When I was diagnosed with an autoimmune disease in 2015, to say it was a shock was an understatement. Since my diagnosis, I have had to learn to live with this invisible disease. It has also taught me a few life lessons, which I would like to share with you.
- Take care of your body before it forces you to take care of it. I didn’t take care of my body as I should have. Oh yes, I ate what I thought was a healthy diet and I exercised regularly, but it wasn’t enough. My stress levels were through the roof, and I didn’t give my body nourishment. I pushed my body too hard and when it couldn’t keep up with my demands anymore, it finally pushed back. My body forced me to stop. The recovery journey has been long and difficult, and it started with real nutrition. Which leads me to my second point…
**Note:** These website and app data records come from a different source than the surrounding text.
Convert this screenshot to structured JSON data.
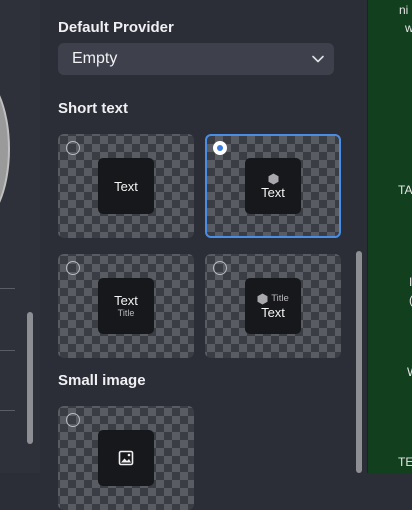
{
  "provider": {
    "heading": "Default Provider",
    "selected_value": "Empty"
  },
  "short_text": {
    "heading": "Short text",
    "options": [
      {
        "text": "Text",
        "selected": false
      },
      {
        "text": "Text",
        "selected": true,
        "icon": "hexagon-icon"
      },
      {
        "text": "Text",
        "title": "Title",
        "selected": false
      },
      {
        "text": "Text",
        "title": "Title",
        "selected": false,
        "icon": "hexagon-icon"
      }
    ]
  },
  "small_image": {
    "heading": "Small image",
    "options": [
      {
        "icon": "image-icon",
        "selected": false
      }
    ]
  },
  "right_panel": {
    "fragments": [
      "ni",
      "w",
      "TA",
      "I",
      "(",
      "W",
      "TE"
    ]
  },
  "colors": {
    "accent": "#4a8de6",
    "panel_bg": "#2b2e37",
    "dropdown_bg": "#3e414b",
    "right_bg": "#12401f"
  }
}
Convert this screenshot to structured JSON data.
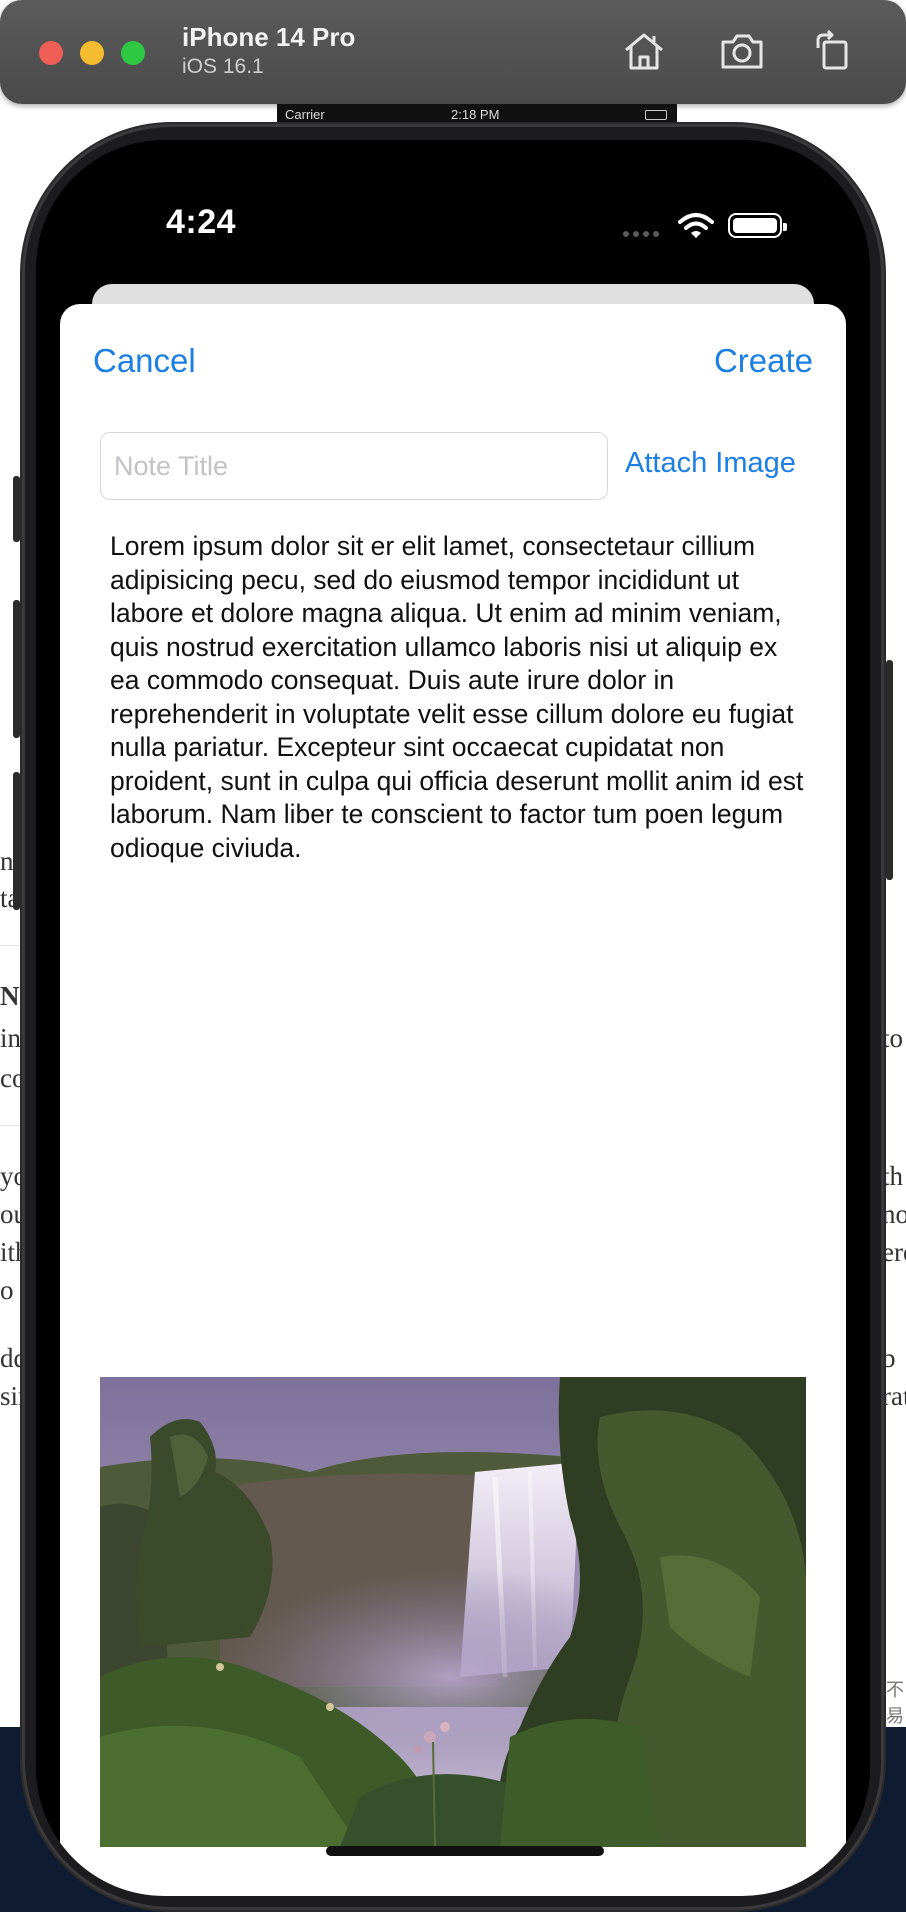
{
  "simulator": {
    "device_name": "iPhone 14 Pro",
    "os_version": "iOS 16.1",
    "toolbar_icons": [
      "home-icon",
      "screenshot-camera-icon",
      "rotate-icon"
    ]
  },
  "inner_status": {
    "carrier": "Carrier",
    "time": "2:18 PM"
  },
  "status_bar": {
    "time": "4:24",
    "icons": [
      "signal-dots-icon",
      "wifi-icon",
      "battery-icon"
    ]
  },
  "sheet": {
    "cancel_label": "Cancel",
    "create_label": "Create",
    "title_placeholder": "Note Title",
    "title_value": "",
    "attach_image_label": "Attach Image",
    "body_text": "Lorem ipsum dolor sit er elit lamet, consectetaur cillium adipisicing pecu, sed do eiusmod tempor incididunt ut labore et dolore magna aliqua. Ut enim ad minim veniam, quis nostrud exercitation ullamco laboris nisi ut aliquip ex ea commodo consequat. Duis aute irure dolor in reprehenderit in voluptate velit esse cillum dolore eu fugiat nulla pariatur. Excepteur sint occaecat cupidatat non proident, sunt in culpa qui officia deserunt mollit anim id est laborum. Nam liber te conscient to factor tum poen legum odioque civiuda."
  },
  "background_fragments": {
    "left": [
      "nc",
      "ta",
      "N",
      "in",
      "co",
      "yo",
      "ou",
      "ith",
      "o c",
      "dd",
      "sin"
    ],
    "right": [
      "to",
      "th",
      "no",
      "ere",
      "b",
      "rat"
    ],
    "cjk": "不易"
  },
  "colors": {
    "accent": "#1b7fe3",
    "toolbar": "#4f4f4f",
    "phone_bezel": "#1c1c1e"
  }
}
- Junk food is not food. There is junk, and there is food. Your choice.Food can be fuel or food can be poison. Making changes to my diet was one of the first things I needed to do, yet it was also one of the more challenging things to do. Our habits, especially around food, are deeply ingrained, and difficult to change. Removing gluten, dairy, soy, and refined sugar was not easy. Many restaurants, company canteens, conference venues, and quick stop takeaways do not have options for me. I had to learn to plan and prepare in advance so that I don’t buy the wrong food out of desperate hunger.
- I appreciate the good and great days! Where I am at in my healing journey, I have more better days than bad days, which is great! But I know it can quickly change. Too much stress, eating something wrong, using skincare, and even toothpaste with too many chemicals, can cause a flare-up leading to me losing three to six months of my life. I have learned to appreciate the gift of having energy, and appreciating every good day!
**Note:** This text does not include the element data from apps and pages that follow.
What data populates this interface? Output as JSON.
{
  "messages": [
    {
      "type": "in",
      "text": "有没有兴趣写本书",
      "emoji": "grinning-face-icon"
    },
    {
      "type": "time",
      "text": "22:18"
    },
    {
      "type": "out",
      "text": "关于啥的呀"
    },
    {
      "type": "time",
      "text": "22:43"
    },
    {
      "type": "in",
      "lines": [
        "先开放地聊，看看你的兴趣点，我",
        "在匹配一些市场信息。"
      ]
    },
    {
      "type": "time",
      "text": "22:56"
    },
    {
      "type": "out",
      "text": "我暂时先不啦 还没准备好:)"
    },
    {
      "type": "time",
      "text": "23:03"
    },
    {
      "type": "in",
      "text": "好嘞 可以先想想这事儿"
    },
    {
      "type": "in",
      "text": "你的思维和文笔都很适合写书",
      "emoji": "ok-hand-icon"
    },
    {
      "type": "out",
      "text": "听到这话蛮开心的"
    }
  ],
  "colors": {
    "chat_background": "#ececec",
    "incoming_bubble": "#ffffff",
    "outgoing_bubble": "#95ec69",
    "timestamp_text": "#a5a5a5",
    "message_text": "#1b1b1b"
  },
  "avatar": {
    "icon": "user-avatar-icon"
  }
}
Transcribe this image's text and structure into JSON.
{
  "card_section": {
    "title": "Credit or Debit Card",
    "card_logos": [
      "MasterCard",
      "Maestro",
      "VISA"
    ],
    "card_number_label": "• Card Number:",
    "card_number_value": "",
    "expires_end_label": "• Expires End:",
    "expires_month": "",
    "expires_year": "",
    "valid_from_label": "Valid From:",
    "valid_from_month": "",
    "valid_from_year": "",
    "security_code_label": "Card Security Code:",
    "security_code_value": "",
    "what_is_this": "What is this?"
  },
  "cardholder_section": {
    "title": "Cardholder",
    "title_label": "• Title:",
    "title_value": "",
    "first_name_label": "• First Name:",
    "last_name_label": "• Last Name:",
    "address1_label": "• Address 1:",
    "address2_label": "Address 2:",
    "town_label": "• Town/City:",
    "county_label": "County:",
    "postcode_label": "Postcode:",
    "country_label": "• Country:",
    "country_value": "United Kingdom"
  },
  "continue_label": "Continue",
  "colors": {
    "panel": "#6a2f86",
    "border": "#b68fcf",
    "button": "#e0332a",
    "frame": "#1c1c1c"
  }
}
- Listen to your body and be your own health advocate.I have been to many doctors and specialists in my search for solutions for feeling better and getting this disease in remission. It has been frustrating to see specialist after specialist with no real solution. They treat according to their specialty – it’s not their fault, it is how they have been trained. I have been told it’s in my head, just eat less and exercise more, and everything is fine according to the lab results. But it wasn’t fine. I knew something wasn’t right. I finally found a functional doctor who helped me from a holistic functional perspective, who treats the person and not the lab results. Medical gaslighting is real and it happens. Don’t except it. Be your own health advocate.
- Don’t underestimate the power of small changes. I have had to change everything, but I learned you cannot change everything at the same time. In order to make lasting changes, it is important to make the changes so small that it is easy to do and keep doing. This is the only to create new lifelong habits. Some changes were easy to make, like drink magnesium every night before bedtime, while others took a little more work. The small changes over time add up, and start to create a multiplier effect of health! So, whenever you have to make a change, keep it so small that you can keep doing it without any effort.
Being diagnosed with an autoimmune disease was one of those life-changing events for me. It forced me to take stock of what I want in my life, and it has also created new opportunities for me. It has not been an easy journey, and there will be bad days. But there will be good days as well. I live for those days!